The reaction results in a polymer which is also soluble in the chosen solvent. Heat released by the reaction is absorbed by the solvent, and so the reaction rate is reduced. Moreover, the viscosity of the reaction mixture is reduced, not allowing autoacceleration at high monomer concentrations. Decrease of viscosity of reaction mixture by dilution also helps for the heat transfer, one of the major issues connected with polymer production as most of polymerizations are exothermic reactions. Once the maximum or desired conversion is reached, excess solvent has to be removed in order to obtain the pure polymer. Hence, solution polymerization is mainly used for applications where the presence of a solvent is desired anyway, as is the case for varnish and adhesives. Other application of polymer solutions is a manufacture of fibers by wet or dry spinning.
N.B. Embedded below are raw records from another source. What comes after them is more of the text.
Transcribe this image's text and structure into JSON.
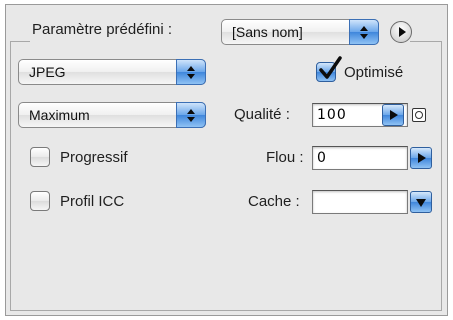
{
  "preset": {
    "label": "Paramètre prédéfini :",
    "value": "[Sans nom]"
  },
  "format": {
    "value": "JPEG"
  },
  "optimise": {
    "label": "Optimisé",
    "checked": true
  },
  "quality_preset": {
    "value": "Maximum"
  },
  "qualite": {
    "label": "Qualité :",
    "value": "100"
  },
  "progressif": {
    "label": "Progressif",
    "checked": false
  },
  "flou": {
    "label": "Flou :",
    "value": "0"
  },
  "profil_icc": {
    "label": "Profil ICC",
    "checked": false
  },
  "cache": {
    "label": "Cache :",
    "value": ""
  }
}
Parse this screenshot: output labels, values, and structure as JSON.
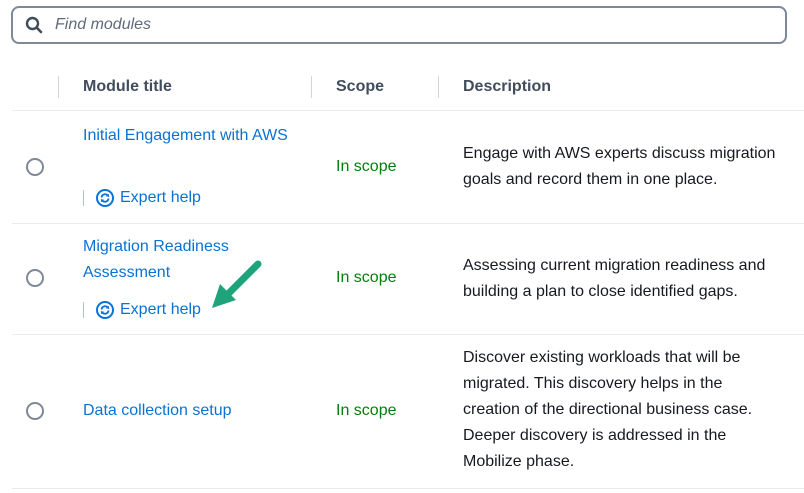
{
  "search": {
    "placeholder": "Find modules",
    "icon": "search-icon"
  },
  "table": {
    "columns": [
      "Module title",
      "Scope",
      "Description"
    ],
    "rows": [
      {
        "title": "Initial Engagement with AWS",
        "expert_help": "Expert help",
        "scope": "In scope",
        "description": "Engage with AWS experts discuss migration goals and record them in one place."
      },
      {
        "title": "Migration Readiness Assessment",
        "expert_help": "Expert help",
        "scope": "In scope",
        "description": "Assessing current migration readiness and building a plan to close identified gaps."
      },
      {
        "title": "Data collection setup",
        "scope": "In scope",
        "description": "Discover existing workloads that will be migrated. This discovery helps in the creation of the directional business case. Deeper discovery is addressed in the Mobilize phase."
      }
    ]
  },
  "colors": {
    "link": "#0972d3",
    "scope": "#037f0c",
    "annotation_arrow": "#1fa37a"
  }
}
It is not useful for the production of dry polymers because of the difficulty of complete solvent removal.

This process is one of two used in the production of sodium polyacrylate, a superabsorbent polymer used in disposable diapers.

Notable polymers produced using this method are polyacrylonitrile (PAN) and polyacrylic acid (PAA). The major disadvantage of the solution polymerization technique is that however inert the selected solvent may be, chain transfer to the solvent cannot be completely ruled out and, hence, it is difficult to get very high molecular weight product

See also[edit]


  • Foundations of Materials Science and Engineering, fourth edition, William F. Smith & Javad Hashem
  • Encyclopedia of Polymer Science and Technology, J.Wiley Sons, Interscience, Publ., New York, 4th edition, 1999-2012